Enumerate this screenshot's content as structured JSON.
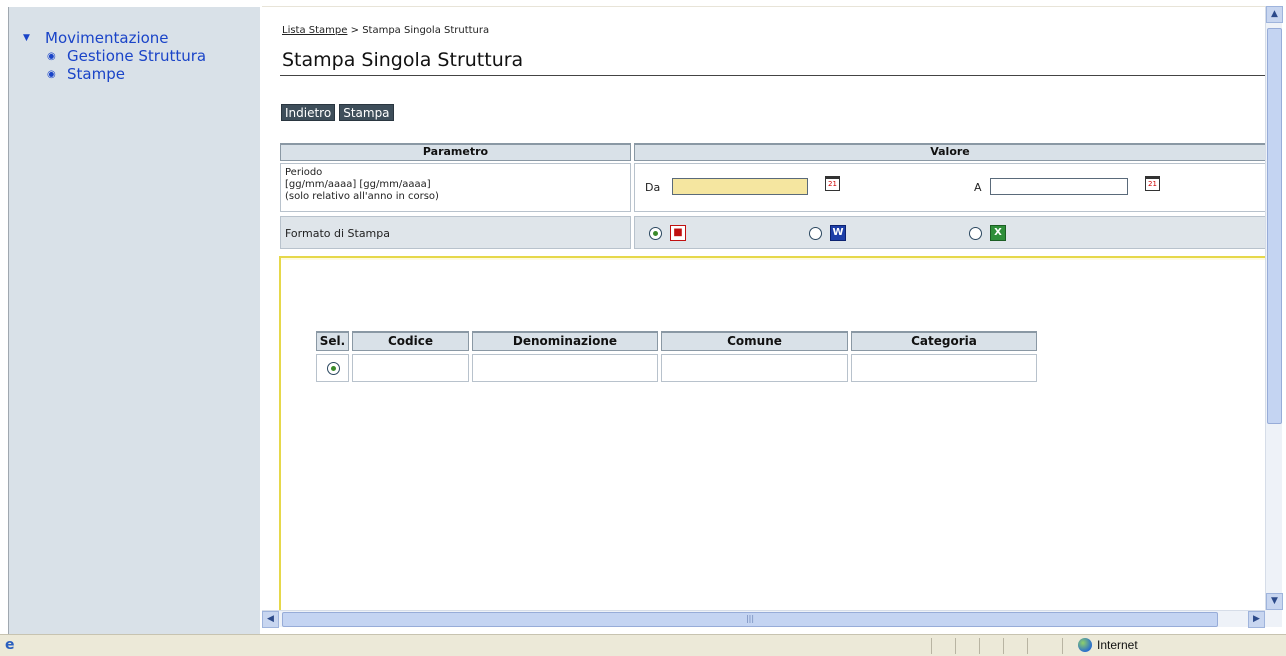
{
  "sidebar": {
    "root_label": "Movimentazione",
    "items": [
      {
        "label": "Gestione Struttura"
      },
      {
        "label": "Stampe"
      }
    ]
  },
  "breadcrumb": {
    "link": "Lista Stampe",
    "separator": " > ",
    "current": "Stampa Singola Struttura"
  },
  "page_title": "Stampa Singola Struttura",
  "toolbar": {
    "back_label": "Indietro",
    "print_label": "Stampa"
  },
  "params_table": {
    "headers": [
      "Parametro",
      "Valore"
    ],
    "period": {
      "label_line1": "Periodo",
      "label_line2": "[gg/mm/aaaa] [gg/mm/aaaa]",
      "label_line3": "(solo relativo all'anno in corso)",
      "from_label": "Da",
      "from_value": "",
      "to_label": "A",
      "to_value": ""
    },
    "format": {
      "label": "Formato di Stampa",
      "options": [
        {
          "name": "pdf",
          "icon": "pdf-icon",
          "selected": true
        },
        {
          "name": "word",
          "icon": "word-icon",
          "selected": false
        },
        {
          "name": "excel",
          "icon": "excel-icon",
          "selected": false
        }
      ]
    }
  },
  "results_table": {
    "headers": [
      "Sel.",
      "Codice",
      "Denominazione",
      "Comune",
      "Categoria"
    ],
    "rows": [
      {
        "selected": true,
        "codice": "",
        "denominazione": "",
        "comune": "",
        "categoria": ""
      }
    ]
  },
  "statusbar": {
    "zone": "Internet"
  },
  "colors": {
    "sidebar_bg": "#d9e1e8",
    "button_bg": "#3e4e5a",
    "required_field_bg": "#f5e6a0",
    "inner_frame_border": "#e6d84a",
    "link_blue": "#1a44c8"
  }
}
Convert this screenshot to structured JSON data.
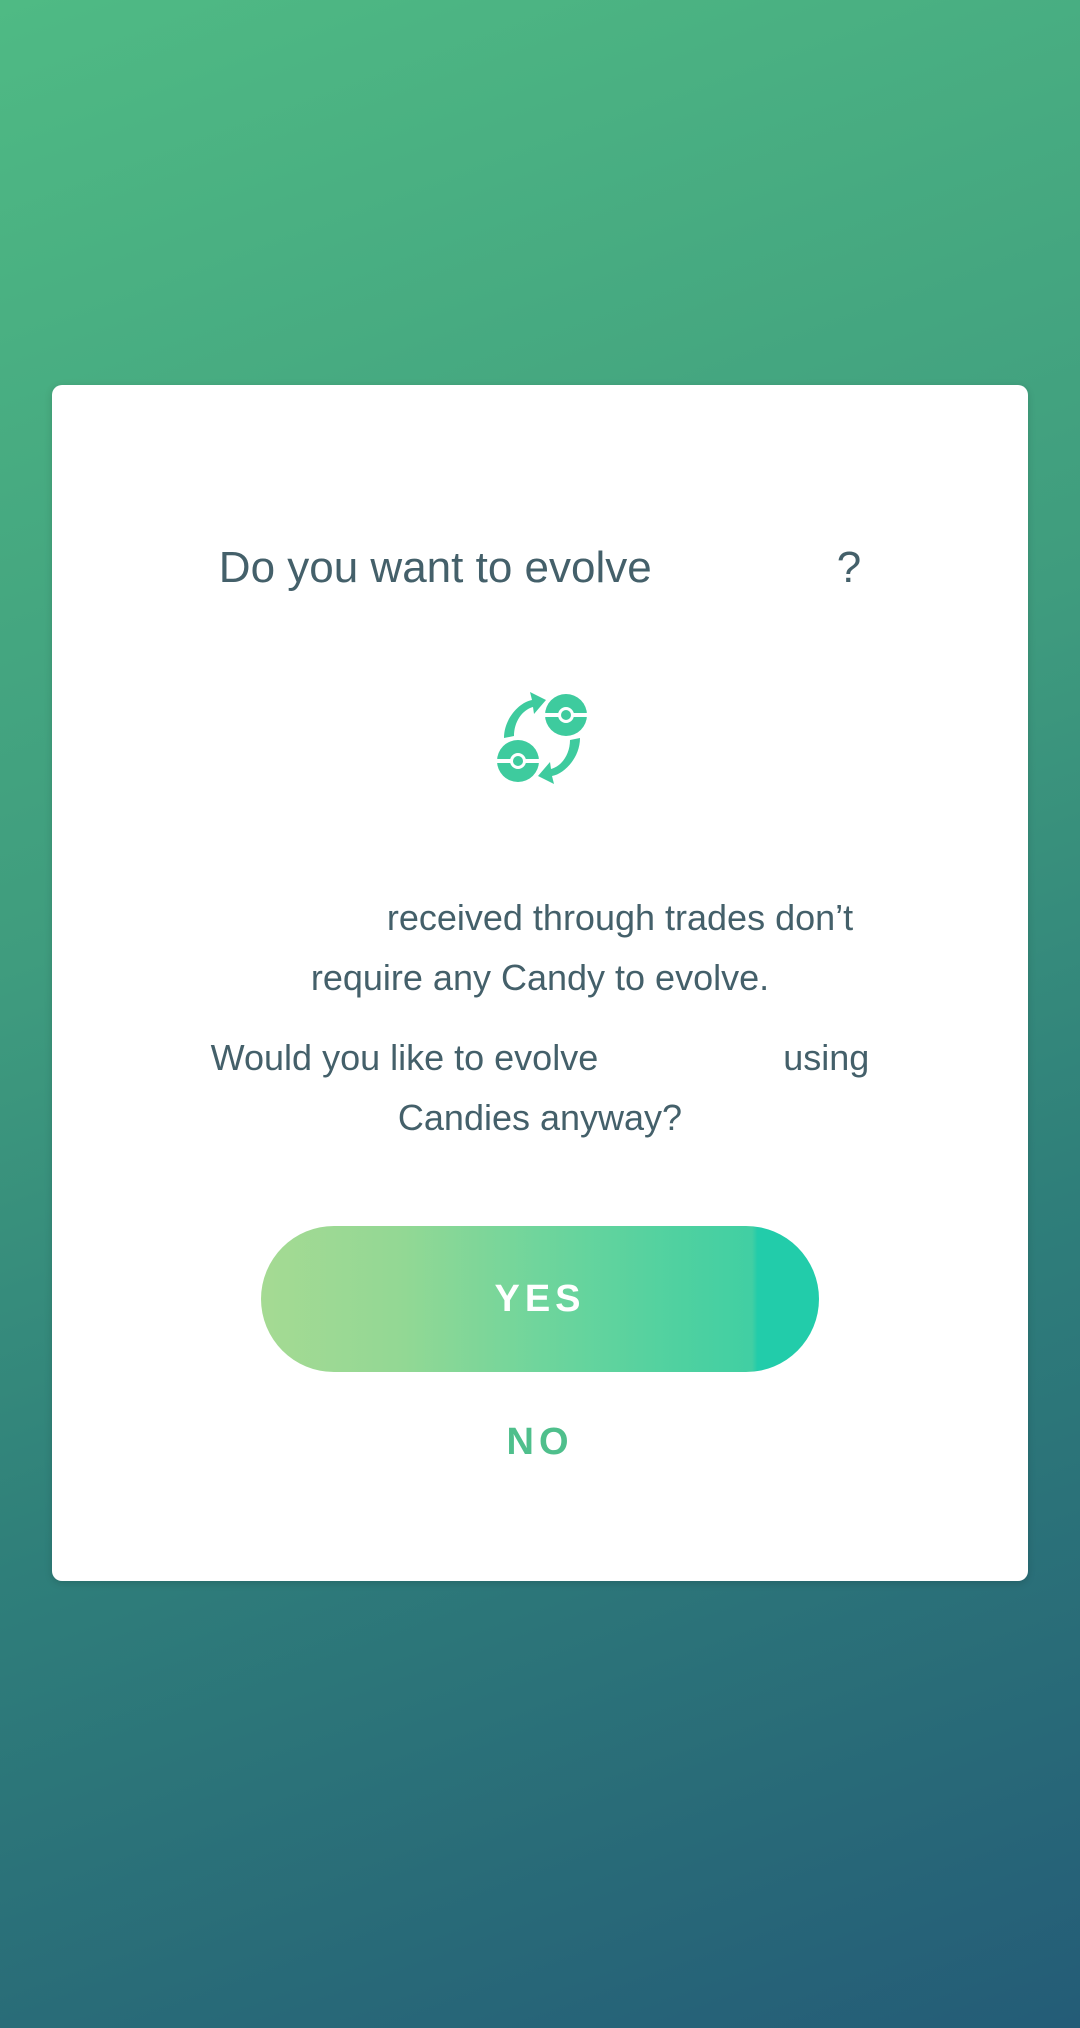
{
  "colors": {
    "accent": "#4fbf8c",
    "text": "#44606a",
    "dialog_bg": "#ffffff"
  },
  "dialog": {
    "title_prefix": "Do you want to evolve",
    "title_suffix": "?",
    "icon": "evolve-trade-icon",
    "message_line1": "received through trades don’t",
    "message_line2": "require any Candy to evolve.",
    "question_prefix": "Would you like to evolve",
    "question_suffix": "using",
    "question_line2": "Candies anyway?",
    "yes_label": "YES",
    "no_label": "NO"
  }
}
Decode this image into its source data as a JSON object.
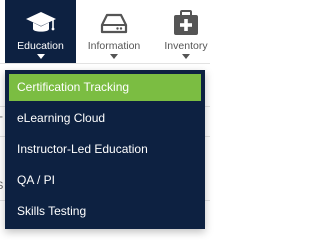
{
  "nav": {
    "items": [
      {
        "label": "Education",
        "icon": "graduation-cap-icon"
      },
      {
        "label": "Information",
        "icon": "hard-drive-icon"
      },
      {
        "label": "Inventory",
        "icon": "medical-kit-icon"
      }
    ]
  },
  "dropdown": {
    "items": [
      {
        "label": "Certification Tracking",
        "active": true
      },
      {
        "label": "eLearning Cloud"
      },
      {
        "label": "Instructor-Led Education"
      },
      {
        "label": "QA / PI"
      },
      {
        "label": "Skills Testing"
      }
    ]
  },
  "background": {
    "row_a": "T",
    "row_b": "S"
  },
  "colors": {
    "nav_active_bg": "#0d2141",
    "dropdown_bg": "#0d2141",
    "item_highlight": "#7bbd42",
    "nav_inactive_text": "#555555"
  }
}
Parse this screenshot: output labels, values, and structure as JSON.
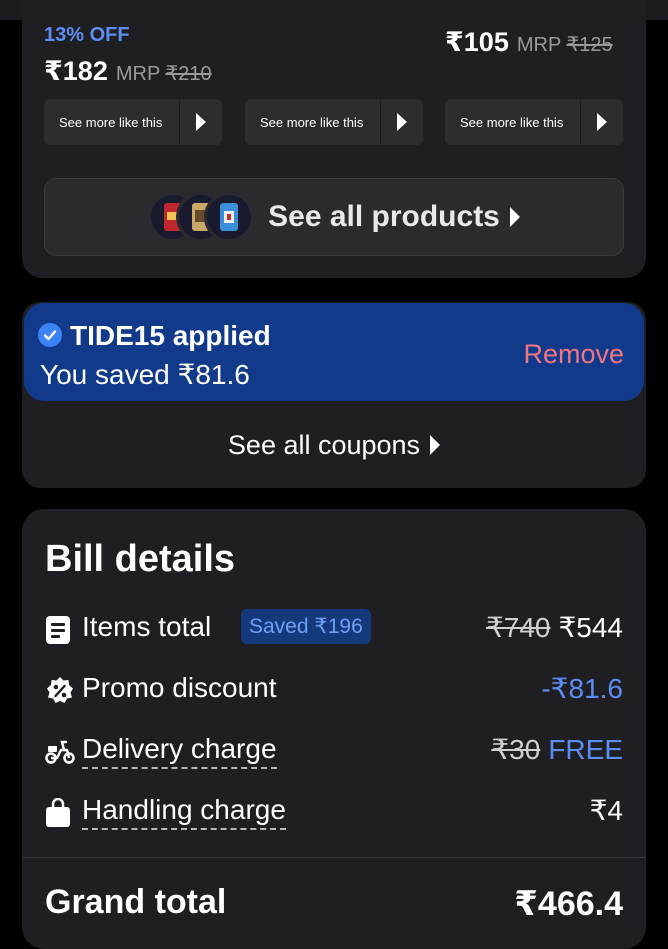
{
  "products": {
    "items": [
      {
        "discount": "13% OFF",
        "price": "₹182",
        "mrp_label": "MRP",
        "mrp": "₹210",
        "see_more": "See more like this"
      },
      {
        "discount": "",
        "price": "",
        "mrp_label": "",
        "mrp": "",
        "see_more": "See more like this"
      },
      {
        "discount": "",
        "price": "₹105",
        "mrp_label": "MRP",
        "mrp": "₹125",
        "see_more": "See more like this"
      }
    ],
    "see_all_label": "See all products"
  },
  "coupon": {
    "code_label": "TIDE15 applied",
    "saved_label": "You saved ₹81.6",
    "remove_label": "Remove",
    "see_all_label": "See all coupons"
  },
  "bill": {
    "title": "Bill details",
    "items_total": {
      "label": "Items total",
      "badge": "Saved ₹196",
      "original": "₹740",
      "value": "₹544"
    },
    "promo_discount": {
      "label": "Promo discount",
      "value": "-₹81.6"
    },
    "delivery_charge": {
      "label": "Delivery charge",
      "original": "₹30",
      "value": "FREE"
    },
    "handling_charge": {
      "label": "Handling charge",
      "value": "₹4"
    },
    "grand_total": {
      "label": "Grand total",
      "value": "₹466.4"
    }
  },
  "colors": {
    "accent_blue": "#5c8df2",
    "coupon_bg": "#123a8a",
    "remove_red": "#f07585",
    "card_bg": "#1f1f23"
  }
}
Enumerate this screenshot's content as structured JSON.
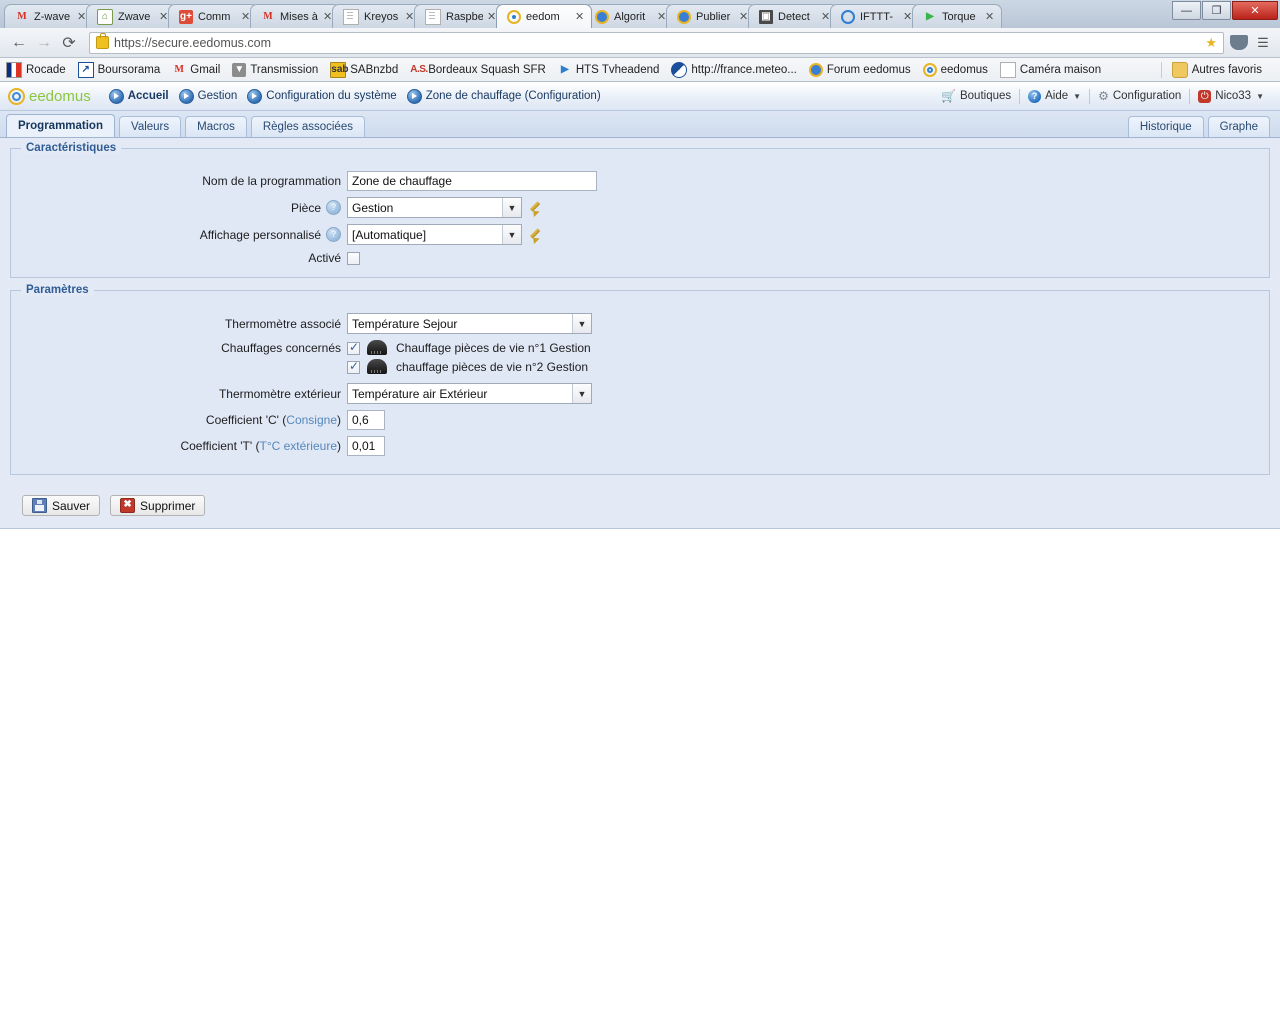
{
  "browser": {
    "tabs": [
      {
        "label": "Z-wave",
        "icon": "gmail-icon",
        "active": false
      },
      {
        "label": "Zwave",
        "icon": "zwave-icon",
        "active": false
      },
      {
        "label": "Comm",
        "icon": "google-plus-icon",
        "active": false
      },
      {
        "label": "Mises à",
        "icon": "gmail-icon",
        "active": false
      },
      {
        "label": "Kreyos",
        "icon": "document-icon",
        "active": false
      },
      {
        "label": "Raspbe",
        "icon": "document-icon",
        "active": false
      },
      {
        "label": "eedom",
        "icon": "eedomus-icon",
        "active": true
      },
      {
        "label": "Algorit",
        "icon": "algorithm-icon",
        "active": false
      },
      {
        "label": "Publier",
        "icon": "algorithm-icon",
        "active": false
      },
      {
        "label": "Detect",
        "icon": "detection-icon",
        "active": false
      },
      {
        "label": "IFTTT-",
        "icon": "ifttt-icon",
        "active": false
      },
      {
        "label": "Torque",
        "icon": "play-store-icon",
        "active": false
      }
    ],
    "close_label": "✕",
    "window_controls": {
      "minimize": "—",
      "maximize": "❐",
      "close": "✕"
    },
    "nav": {
      "back": "←",
      "forward": "→",
      "reload": "⟳",
      "star": "★",
      "menu": "☰"
    },
    "url": {
      "scheme": "https://",
      "host": "secure.eedomus.com",
      "full": "https://secure.eedomus.com"
    },
    "bookmarks": [
      {
        "label": "Rocade",
        "icon": "france-flag-icon"
      },
      {
        "label": "Boursorama",
        "icon": "boursorama-icon"
      },
      {
        "label": "Gmail",
        "icon": "gmail-icon"
      },
      {
        "label": "Transmission",
        "icon": "transmission-icon"
      },
      {
        "label": "SABnzbd",
        "icon": "sabnzbd-icon"
      },
      {
        "label": "Bordeaux Squash SFR",
        "icon": "as-groupe-icon"
      },
      {
        "label": "HTS Tvheadend",
        "icon": "hts-icon"
      },
      {
        "label": "http://france.meteo...",
        "icon": "meteo-icon"
      },
      {
        "label": "Forum eedomus",
        "icon": "forum-icon"
      },
      {
        "label": "eedomus",
        "icon": "eedomus-icon"
      },
      {
        "label": "Caméra maison",
        "icon": "page-icon"
      }
    ],
    "other_bookmarks": {
      "label": "Autres favoris",
      "icon": "folder-icon"
    }
  },
  "app": {
    "logo": "eedomus",
    "breadcrumbs": [
      {
        "label": "Accueil",
        "bold": true
      },
      {
        "label": "Gestion",
        "bold": false
      },
      {
        "label": "Configuration du système",
        "bold": false
      },
      {
        "label": "Zone de chauffage (Configuration)",
        "bold": false
      }
    ],
    "header_right": [
      {
        "label": "Boutiques",
        "icon": "cart-icon",
        "caret": false
      },
      {
        "label": "Aide",
        "icon": "help-icon",
        "caret": true
      },
      {
        "label": "Configuration",
        "icon": "gear-icon",
        "caret": false
      },
      {
        "label": "Nico33",
        "icon": "power-icon",
        "caret": true
      }
    ],
    "tabs": [
      {
        "label": "Programmation",
        "active": true
      },
      {
        "label": "Valeurs",
        "active": false
      },
      {
        "label": "Macros",
        "active": false
      },
      {
        "label": "Règles associées",
        "active": false
      }
    ],
    "tabs_right": [
      {
        "label": "Historique"
      },
      {
        "label": "Graphe"
      }
    ]
  },
  "caracteristiques": {
    "title": "Caractéristiques",
    "nom_label": "Nom de la programmation",
    "nom_value": "Zone de chauffage",
    "piece_label": "Pièce",
    "piece_value": "Gestion",
    "affichage_label": "Affichage personnalisé",
    "affichage_value": "[Automatique]",
    "active_label": "Activé",
    "active_checked": false,
    "help_glyph": "?"
  },
  "parametres": {
    "title": "Paramètres",
    "thermo_label": "Thermomètre associé",
    "thermo_value": "Température Sejour",
    "chauffages_label": "Chauffages concernés",
    "chauffages": [
      {
        "label": "Chauffage pièces de vie n°1 Gestion",
        "checked": true
      },
      {
        "label": "chauffage pièces de vie n°2 Gestion",
        "checked": true
      }
    ],
    "thermo_ext_label": "Thermomètre extérieur",
    "thermo_ext_value": "Température air Extérieur",
    "coef_c_label": "Coefficient 'C' (",
    "coef_c_sub": "Consigne",
    "coef_c_label_end": ")",
    "coef_c_value": "0,6",
    "coef_t_label": "Coefficient 'T' (",
    "coef_t_sub": "T°C extérieure",
    "coef_t_label_end": ")",
    "coef_t_value": "0,01"
  },
  "actions": {
    "save_label": "Sauver",
    "delete_label": "Supprimer",
    "delete_glyph": "✖"
  }
}
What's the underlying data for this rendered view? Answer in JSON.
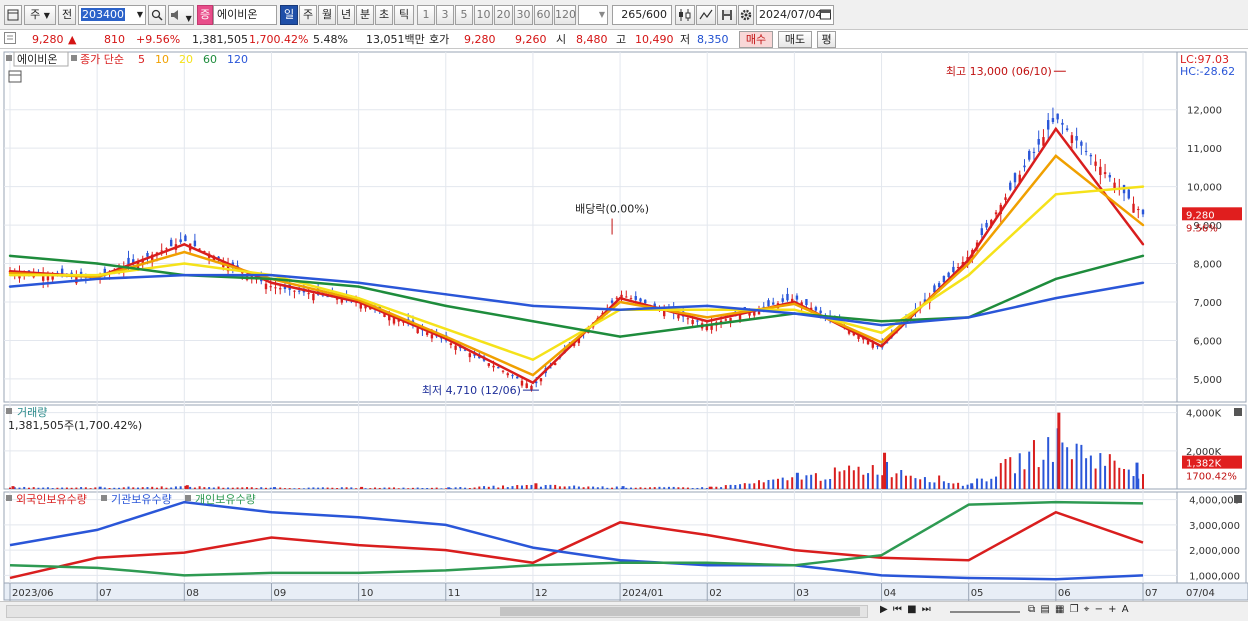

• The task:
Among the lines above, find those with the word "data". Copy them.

• Answer box:
Convert this screenshot to structured JSON data.
Decode this image into its source data as a JSON object.
What's the underlying data for this rendered view? Answer in JSON.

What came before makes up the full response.